Janet DiFiore
Janet DiFiore

Suggesting that a well-run court system helps protect the independence of the judiciary, Janet DiFiore, chief judge of the New York Court of Appeals, called attention to cutting-edge reforms underway in New York’s state courts when she delivered the annual Brennan Lecture on State Courts and Social Justice on March 8.

DiFiore, the top judge for the highest court in the State of New York and head of a system with a $2.3 billion budget, announced an Excellence Initiative shortly after she took office in 2016. The effort evaluates court operations from top to bottom in order to improve the courts’ ability to ensure the just and timely resolution of cases. The initiative has included changes such as establishing the nation’s first opioid intervention court and using technology to better protect the victims of domestic violence.

The reforms of the Excellence Initiative are taking place at a time when courts are under attack by political leaders, DiFiore noted in her remarks. “We find ourselves living in a historical moment—a moment when the rule of law is threatened on many fronts, including unfair and irresponsible attacks on the independence of our judges and on our law enforcement institutions,” she said.

Addressing an audience of judges, prosecutors, faculty, alumni, and students, among others,  DiFiore commended the Institute of Judicial Administration (IJA), sponsor of the Brennan Lecture, for its work involving state courts. “The IJA deserves much credit for prioritizing and focusing scholarly attention on the work of America’s state courts,” she said. “It is indeed in the state courts that the average American interacts with the justice system.”

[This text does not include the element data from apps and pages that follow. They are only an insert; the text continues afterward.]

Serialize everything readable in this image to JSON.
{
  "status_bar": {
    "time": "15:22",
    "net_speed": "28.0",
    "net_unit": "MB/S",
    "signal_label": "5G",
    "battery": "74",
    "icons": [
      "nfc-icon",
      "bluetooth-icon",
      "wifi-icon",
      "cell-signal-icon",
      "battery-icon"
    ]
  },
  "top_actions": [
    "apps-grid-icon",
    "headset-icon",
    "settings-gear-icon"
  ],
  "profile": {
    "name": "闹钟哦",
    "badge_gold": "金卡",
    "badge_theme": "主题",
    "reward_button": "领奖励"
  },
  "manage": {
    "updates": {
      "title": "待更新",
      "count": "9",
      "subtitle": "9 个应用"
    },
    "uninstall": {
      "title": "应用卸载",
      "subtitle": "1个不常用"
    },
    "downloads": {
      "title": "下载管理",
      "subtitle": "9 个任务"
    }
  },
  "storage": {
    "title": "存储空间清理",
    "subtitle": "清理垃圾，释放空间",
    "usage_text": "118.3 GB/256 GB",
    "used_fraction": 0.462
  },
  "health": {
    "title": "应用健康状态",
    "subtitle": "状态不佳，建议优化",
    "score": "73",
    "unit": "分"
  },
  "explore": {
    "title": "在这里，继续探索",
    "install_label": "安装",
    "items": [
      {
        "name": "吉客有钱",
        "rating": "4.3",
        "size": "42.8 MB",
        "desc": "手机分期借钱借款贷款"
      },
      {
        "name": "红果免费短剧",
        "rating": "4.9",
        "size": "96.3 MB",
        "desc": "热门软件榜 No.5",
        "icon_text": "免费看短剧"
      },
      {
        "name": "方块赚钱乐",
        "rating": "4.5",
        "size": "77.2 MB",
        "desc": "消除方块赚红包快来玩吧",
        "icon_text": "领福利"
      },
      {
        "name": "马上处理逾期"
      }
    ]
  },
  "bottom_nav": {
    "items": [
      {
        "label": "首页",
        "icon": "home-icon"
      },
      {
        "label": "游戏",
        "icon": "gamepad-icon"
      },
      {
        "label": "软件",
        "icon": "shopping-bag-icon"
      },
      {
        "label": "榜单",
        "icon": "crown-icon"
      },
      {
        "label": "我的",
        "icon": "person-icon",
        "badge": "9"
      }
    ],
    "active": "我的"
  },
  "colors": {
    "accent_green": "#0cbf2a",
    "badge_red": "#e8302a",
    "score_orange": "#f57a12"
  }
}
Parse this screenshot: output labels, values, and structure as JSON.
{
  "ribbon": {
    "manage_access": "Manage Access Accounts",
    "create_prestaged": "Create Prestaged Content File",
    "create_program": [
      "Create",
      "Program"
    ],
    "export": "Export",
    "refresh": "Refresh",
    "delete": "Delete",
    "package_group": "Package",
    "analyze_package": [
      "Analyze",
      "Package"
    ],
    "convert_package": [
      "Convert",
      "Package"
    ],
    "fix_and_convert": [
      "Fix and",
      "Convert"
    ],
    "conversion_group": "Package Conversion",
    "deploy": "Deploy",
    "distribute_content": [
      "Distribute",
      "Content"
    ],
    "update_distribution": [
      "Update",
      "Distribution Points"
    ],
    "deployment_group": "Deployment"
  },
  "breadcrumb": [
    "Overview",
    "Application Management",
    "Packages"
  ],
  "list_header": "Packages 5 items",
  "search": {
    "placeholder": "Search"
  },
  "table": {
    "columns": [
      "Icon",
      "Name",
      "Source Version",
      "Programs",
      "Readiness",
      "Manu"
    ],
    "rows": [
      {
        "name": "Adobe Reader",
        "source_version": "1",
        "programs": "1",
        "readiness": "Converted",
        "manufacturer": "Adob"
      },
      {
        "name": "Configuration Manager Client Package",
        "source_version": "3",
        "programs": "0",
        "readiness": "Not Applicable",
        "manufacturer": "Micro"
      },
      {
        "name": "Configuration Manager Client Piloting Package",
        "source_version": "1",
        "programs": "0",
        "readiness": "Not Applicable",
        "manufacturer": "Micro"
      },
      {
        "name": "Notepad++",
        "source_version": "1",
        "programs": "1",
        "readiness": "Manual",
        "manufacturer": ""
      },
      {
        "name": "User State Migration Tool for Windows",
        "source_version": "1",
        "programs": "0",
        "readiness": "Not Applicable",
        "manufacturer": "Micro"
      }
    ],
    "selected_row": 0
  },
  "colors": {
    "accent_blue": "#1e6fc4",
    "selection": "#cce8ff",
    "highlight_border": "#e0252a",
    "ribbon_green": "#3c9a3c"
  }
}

As the leader of the state’s courts in both administrative and adjudicative matters, DiFiore has been working to improve the efficiency of the courts and implement new approaches to problems such as opioid addiction, and also to provide guidance to the bar and to the public on issues such as the reliability of cross-racial identification.

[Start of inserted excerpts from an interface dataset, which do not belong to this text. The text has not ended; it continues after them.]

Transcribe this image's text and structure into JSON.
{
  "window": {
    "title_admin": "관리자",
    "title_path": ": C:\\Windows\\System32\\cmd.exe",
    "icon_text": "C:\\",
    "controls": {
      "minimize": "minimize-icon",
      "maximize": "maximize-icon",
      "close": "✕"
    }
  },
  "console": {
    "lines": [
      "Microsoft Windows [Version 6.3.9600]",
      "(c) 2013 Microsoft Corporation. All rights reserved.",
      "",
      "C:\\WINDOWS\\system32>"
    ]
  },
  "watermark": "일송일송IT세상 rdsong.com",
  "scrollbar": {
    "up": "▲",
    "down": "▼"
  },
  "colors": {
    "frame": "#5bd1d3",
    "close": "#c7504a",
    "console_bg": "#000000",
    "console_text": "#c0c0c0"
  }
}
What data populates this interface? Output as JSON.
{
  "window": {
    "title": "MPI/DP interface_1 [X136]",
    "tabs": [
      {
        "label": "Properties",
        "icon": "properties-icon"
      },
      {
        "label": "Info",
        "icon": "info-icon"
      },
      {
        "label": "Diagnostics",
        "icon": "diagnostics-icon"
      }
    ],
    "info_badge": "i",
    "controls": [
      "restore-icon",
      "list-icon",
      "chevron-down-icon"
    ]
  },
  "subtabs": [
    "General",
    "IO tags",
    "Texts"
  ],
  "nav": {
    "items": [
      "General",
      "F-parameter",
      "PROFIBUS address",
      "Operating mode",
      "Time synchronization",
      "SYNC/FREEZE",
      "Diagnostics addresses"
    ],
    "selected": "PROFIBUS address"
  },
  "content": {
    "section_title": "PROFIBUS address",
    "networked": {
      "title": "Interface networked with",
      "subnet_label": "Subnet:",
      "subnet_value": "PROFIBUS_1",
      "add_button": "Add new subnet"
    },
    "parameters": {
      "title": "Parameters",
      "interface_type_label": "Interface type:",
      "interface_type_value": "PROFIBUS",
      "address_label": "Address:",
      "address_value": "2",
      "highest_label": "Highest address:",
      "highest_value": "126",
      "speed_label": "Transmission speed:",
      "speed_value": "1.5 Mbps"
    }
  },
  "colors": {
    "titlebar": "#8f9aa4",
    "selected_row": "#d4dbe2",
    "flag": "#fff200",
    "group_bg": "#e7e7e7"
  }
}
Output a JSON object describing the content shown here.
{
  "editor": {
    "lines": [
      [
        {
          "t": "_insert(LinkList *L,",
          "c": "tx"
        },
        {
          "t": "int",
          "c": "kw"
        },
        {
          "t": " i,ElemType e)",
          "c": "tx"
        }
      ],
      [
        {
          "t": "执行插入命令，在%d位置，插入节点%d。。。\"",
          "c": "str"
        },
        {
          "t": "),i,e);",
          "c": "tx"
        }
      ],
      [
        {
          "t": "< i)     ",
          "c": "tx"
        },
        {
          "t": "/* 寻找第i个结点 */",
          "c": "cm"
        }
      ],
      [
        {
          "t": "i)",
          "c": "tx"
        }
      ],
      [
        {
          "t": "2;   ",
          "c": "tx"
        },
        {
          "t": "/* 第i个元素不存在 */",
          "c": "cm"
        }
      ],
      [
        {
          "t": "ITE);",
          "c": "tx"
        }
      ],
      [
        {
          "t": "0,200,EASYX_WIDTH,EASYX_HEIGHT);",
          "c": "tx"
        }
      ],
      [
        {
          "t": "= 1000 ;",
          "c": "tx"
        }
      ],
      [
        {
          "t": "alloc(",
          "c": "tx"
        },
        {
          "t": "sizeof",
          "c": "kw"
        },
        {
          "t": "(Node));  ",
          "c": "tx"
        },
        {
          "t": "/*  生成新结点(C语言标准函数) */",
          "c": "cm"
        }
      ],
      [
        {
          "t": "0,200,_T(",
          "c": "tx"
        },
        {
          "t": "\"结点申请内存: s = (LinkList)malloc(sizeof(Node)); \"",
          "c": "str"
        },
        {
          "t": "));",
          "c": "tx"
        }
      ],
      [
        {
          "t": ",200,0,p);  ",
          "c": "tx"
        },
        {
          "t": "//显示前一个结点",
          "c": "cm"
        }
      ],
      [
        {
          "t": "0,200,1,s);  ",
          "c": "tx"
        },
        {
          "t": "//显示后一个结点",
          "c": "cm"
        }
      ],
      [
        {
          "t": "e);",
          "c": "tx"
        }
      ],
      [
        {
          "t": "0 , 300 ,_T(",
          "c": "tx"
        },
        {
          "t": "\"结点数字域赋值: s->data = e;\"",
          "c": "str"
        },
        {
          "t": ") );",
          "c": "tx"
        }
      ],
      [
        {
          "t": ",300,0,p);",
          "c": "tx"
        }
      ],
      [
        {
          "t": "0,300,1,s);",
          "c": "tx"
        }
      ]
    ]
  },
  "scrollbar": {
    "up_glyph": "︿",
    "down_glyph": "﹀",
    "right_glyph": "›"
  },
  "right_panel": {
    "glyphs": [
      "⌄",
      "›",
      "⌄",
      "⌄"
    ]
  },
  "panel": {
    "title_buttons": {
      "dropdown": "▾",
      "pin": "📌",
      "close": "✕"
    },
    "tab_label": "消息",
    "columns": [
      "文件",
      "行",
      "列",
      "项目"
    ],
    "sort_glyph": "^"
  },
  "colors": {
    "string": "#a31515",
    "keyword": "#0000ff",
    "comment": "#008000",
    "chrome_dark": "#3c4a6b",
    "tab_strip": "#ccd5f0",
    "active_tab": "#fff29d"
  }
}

In 2017, New York State opened the first opioid intervention court in the country, which prioritizes treatment over prosecution in order to save lives. Under this court, charged offenders at high risk of opioid overdose are quickly screened and linked to intensive treatment within 24 hours of arrest, followed by 90 days of daily court monitoring. The district attorney agrees to delay prosecution pending the successful completion of treatment.

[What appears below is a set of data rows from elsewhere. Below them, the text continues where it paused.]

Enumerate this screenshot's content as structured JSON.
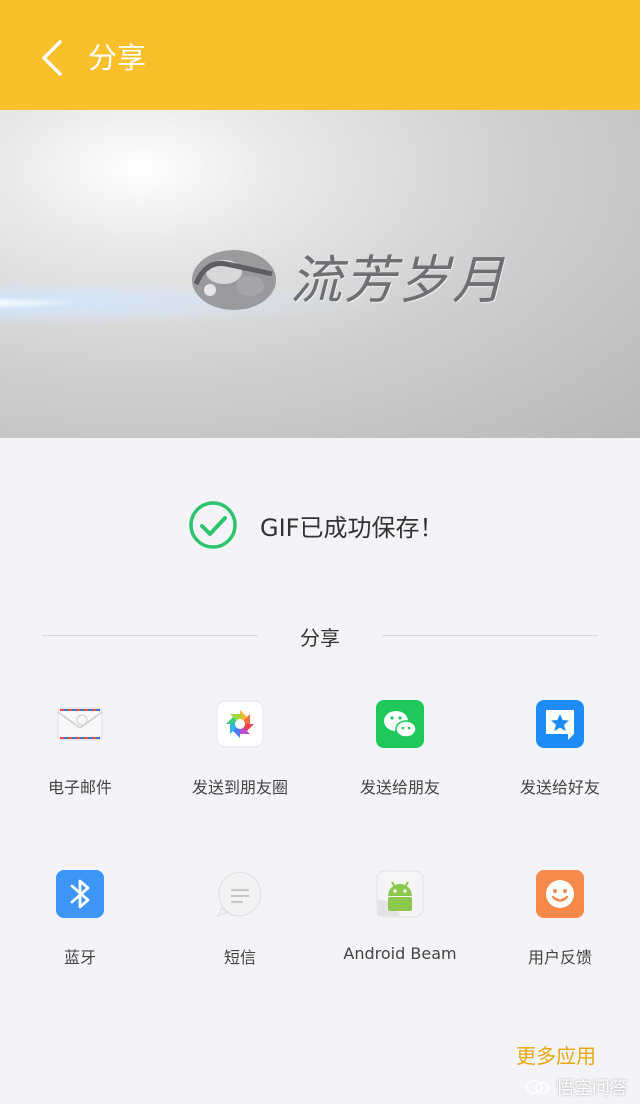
{
  "header": {
    "title": "分享",
    "background": "#f9c02c"
  },
  "preview": {
    "logo_text": "流芳岁月"
  },
  "status": {
    "message": "GIF已成功保存！",
    "check_color": "#2fc46e"
  },
  "share": {
    "section_label": "分享",
    "items": [
      {
        "label": "电子邮件",
        "icon": "envelope-icon"
      },
      {
        "label": "发送到朋友圈",
        "icon": "moments-icon"
      },
      {
        "label": "发送给朋友",
        "icon": "wechat-icon"
      },
      {
        "label": "发送给好友",
        "icon": "qq-icon"
      },
      {
        "label": "蓝牙",
        "icon": "bluetooth-icon"
      },
      {
        "label": "短信",
        "icon": "sms-icon"
      },
      {
        "label": "Android Beam",
        "icon": "android-icon"
      },
      {
        "label": "用户反馈",
        "icon": "feedback-icon"
      }
    ],
    "more_label": "更多应用"
  },
  "watermark": {
    "text": "悟空问答"
  }
}
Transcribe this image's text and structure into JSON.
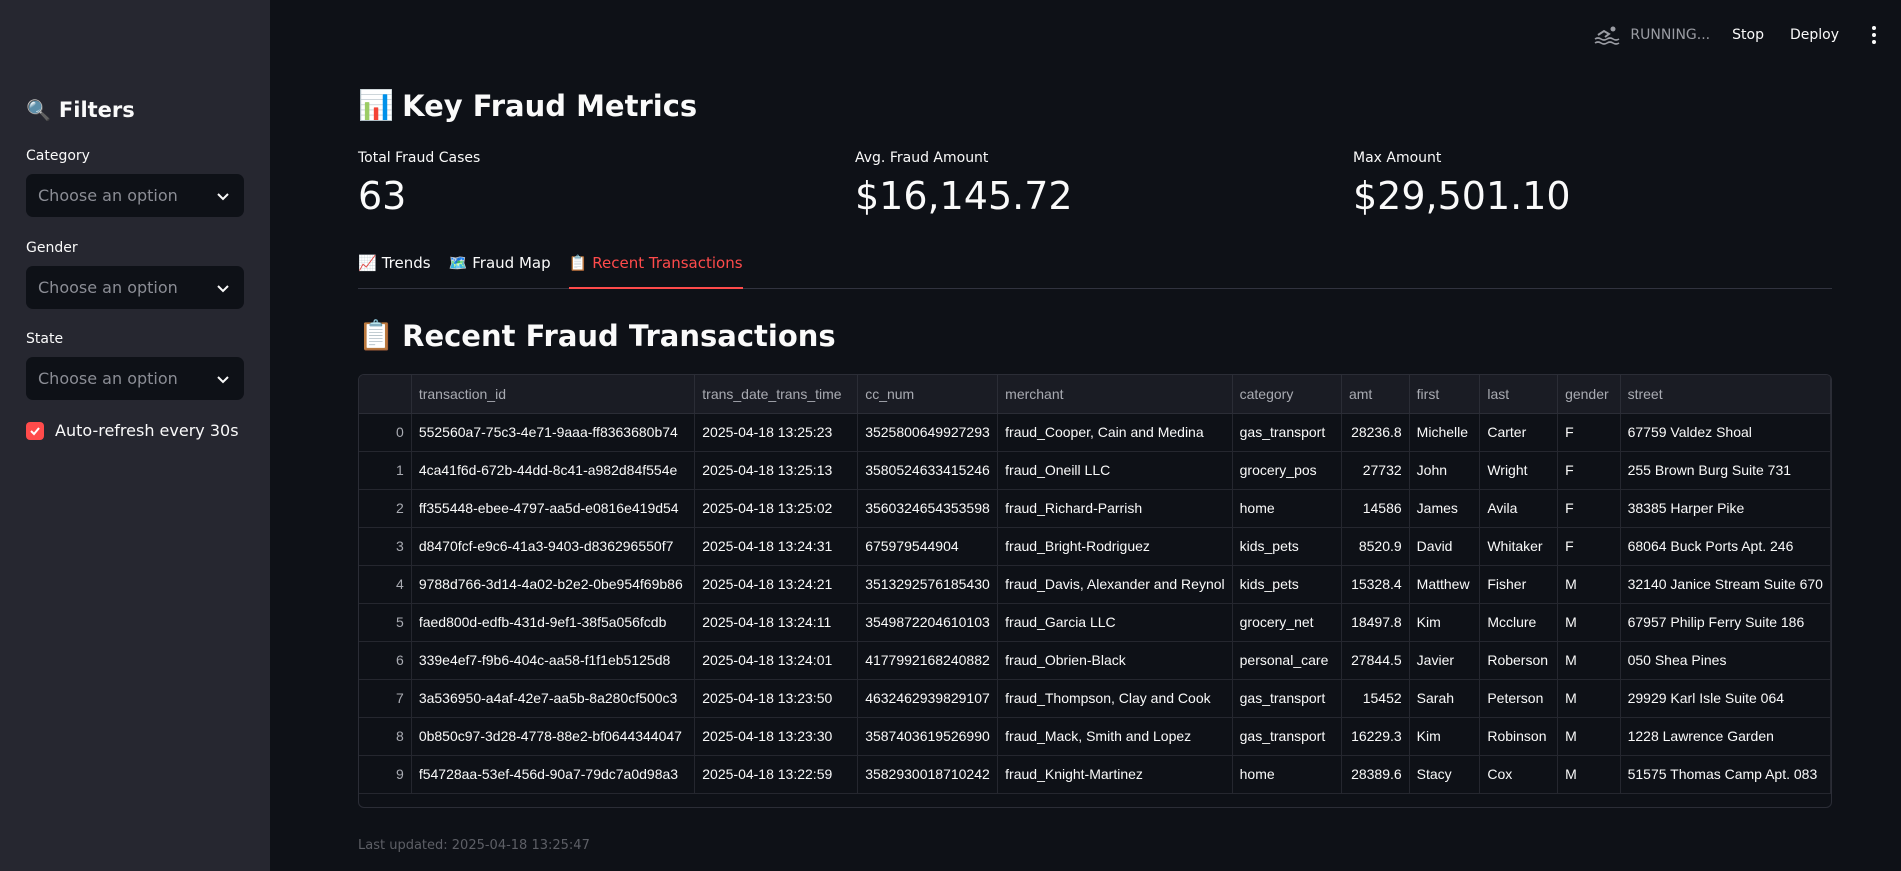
{
  "sidebar": {
    "title": "Filters",
    "title_icon": "🔍",
    "filters": [
      {
        "label": "Category",
        "placeholder": "Choose an option"
      },
      {
        "label": "Gender",
        "placeholder": "Choose an option"
      },
      {
        "label": "State",
        "placeholder": "Choose an option"
      }
    ],
    "auto_refresh": {
      "label": "Auto-refresh every 30s",
      "checked": true
    }
  },
  "header": {
    "status": "RUNNING...",
    "stop_label": "Stop",
    "deploy_label": "Deploy"
  },
  "main": {
    "metrics_title": "Key Fraud Metrics",
    "metrics_icon": "📊",
    "metrics": [
      {
        "label": "Total Fraud Cases",
        "value": "63"
      },
      {
        "label": "Avg. Fraud Amount",
        "value": "$16,145.72"
      },
      {
        "label": "Max Amount",
        "value": "$29,501.10"
      }
    ],
    "tabs": [
      {
        "icon": "📈",
        "label": "Trends",
        "active": false
      },
      {
        "icon": "🗺️",
        "label": "Fraud Map",
        "active": false
      },
      {
        "icon": "📋",
        "label": "Recent Transactions",
        "active": true
      }
    ],
    "section_title": "Recent Fraud Transactions",
    "section_icon": "📋",
    "table": {
      "columns": [
        "",
        "transaction_id",
        "trans_date_trans_time",
        "cc_num",
        "merchant",
        "category",
        "amt",
        "first",
        "last",
        "gender",
        "street"
      ],
      "rows": [
        [
          "0",
          "552560a7-75c3-4e71-9aaa-ff8363680b74",
          "2025-04-18 13:25:23",
          "3525800649927293",
          "fraud_Cooper, Cain and Medina",
          "gas_transport",
          "28236.8",
          "Michelle",
          "Carter",
          "F",
          "67759 Valdez Shoal"
        ],
        [
          "1",
          "4ca41f6d-672b-44dd-8c41-a982d84f554e",
          "2025-04-18 13:25:13",
          "3580524633415246",
          "fraud_Oneill LLC",
          "grocery_pos",
          "27732",
          "John",
          "Wright",
          "F",
          "255 Brown Burg Suite 731"
        ],
        [
          "2",
          "ff355448-ebee-4797-aa5d-e0816e419d54",
          "2025-04-18 13:25:02",
          "3560324654353598",
          "fraud_Richard-Parrish",
          "home",
          "14586",
          "James",
          "Avila",
          "F",
          "38385 Harper Pike"
        ],
        [
          "3",
          "d8470fcf-e9c6-41a3-9403-d836296550f7",
          "2025-04-18 13:24:31",
          "675979544904",
          "fraud_Bright-Rodriguez",
          "kids_pets",
          "8520.9",
          "David",
          "Whitaker",
          "F",
          "68064 Buck Ports Apt. 246"
        ],
        [
          "4",
          "9788d766-3d14-4a02-b2e2-0be954f69b86",
          "2025-04-18 13:24:21",
          "3513292576185430",
          "fraud_Davis, Alexander and Reynol",
          "kids_pets",
          "15328.4",
          "Matthew",
          "Fisher",
          "M",
          "32140 Janice Stream Suite 670"
        ],
        [
          "5",
          "faed800d-edfb-431d-9ef1-38f5a056fcdb",
          "2025-04-18 13:24:11",
          "3549872204610103",
          "fraud_Garcia LLC",
          "grocery_net",
          "18497.8",
          "Kim",
          "Mcclure",
          "M",
          "67957 Philip Ferry Suite 186"
        ],
        [
          "6",
          "339e4ef7-f9b6-404c-aa58-f1f1eb5125d8",
          "2025-04-18 13:24:01",
          "4177992168240882",
          "fraud_Obrien-Black",
          "personal_care",
          "27844.5",
          "Javier",
          "Roberson",
          "M",
          "050 Shea Pines"
        ],
        [
          "7",
          "3a536950-a4af-42e7-aa5b-8a280cf500c3",
          "2025-04-18 13:23:50",
          "4632462939829107",
          "fraud_Thompson, Clay and Cook",
          "gas_transport",
          "15452",
          "Sarah",
          "Peterson",
          "M",
          "29929 Karl Isle Suite 064"
        ],
        [
          "8",
          "0b850c97-3d28-4778-88e2-bf0644344047",
          "2025-04-18 13:23:30",
          "3587403619526990",
          "fraud_Mack, Smith and Lopez",
          "gas_transport",
          "16229.3",
          "Kim",
          "Robinson",
          "M",
          "1228 Lawrence Garden"
        ],
        [
          "9",
          "f54728aa-53ef-456d-90a7-79dc7a0d98a3",
          "2025-04-18 13:22:59",
          "3582930018710242",
          "fraud_Knight-Martinez",
          "home",
          "28389.6",
          "Stacy",
          "Cox",
          "M",
          "51575 Thomas Camp Apt. 083"
        ]
      ]
    },
    "footer": "Last updated: 2025-04-18 13:25:47"
  }
}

DiFiore said she is determined to improve the New York City Housing Court, which she described as one of the busiest and most overburdened courts in the nation. For many New Yorkers, Housing Court serves as the first and only experience that they will have with the justice system. So that the housing court can better respond to increased homelessness in New York City, DiFiore plans to transform the litigation experience through upgrades in court security and new court rules and forms that will ensure low-income tenants have access to legal representation.

Last year the New York City Family Court, which processes 200,000 new case filings each year, became the largest paperless court in the state. The court has implemented new technology to enhance the safety of victims of domestic violence, including a remote order of protection program. Now temporary orders of protection can be filed electronically, and initial ex parte hearings are conducted via videoconference from safe havens.

In the area of criminal justice, a state task force has made a number of recommendations for reform, including expansion of the state’s DNA databank, greater access to post-conviction DNA testing for defendants, improvement of the identification procedures used by police and prosecutors, and legislation requiring videotaping of custodial interrogations by police. In November 2017, the administrative board of the courts adopted a rule requiring judges presiding over criminal trials to issue standing orders advising prosecutors and defense counsel of their professional obligations and responsibilities.

The judiciary can ensure the mission of the courts is respected, said the judge, by constantly reforming and modernizing the administration of justice and by keeping pace with the needs of our society. “When cases languish for years and people grow frustrated about the cost and length of litigation, they feel as if justice is beyond their reach,” said DiFiore, “and it is the rule of law in the end that suffers.”

Posted on March 26, 2018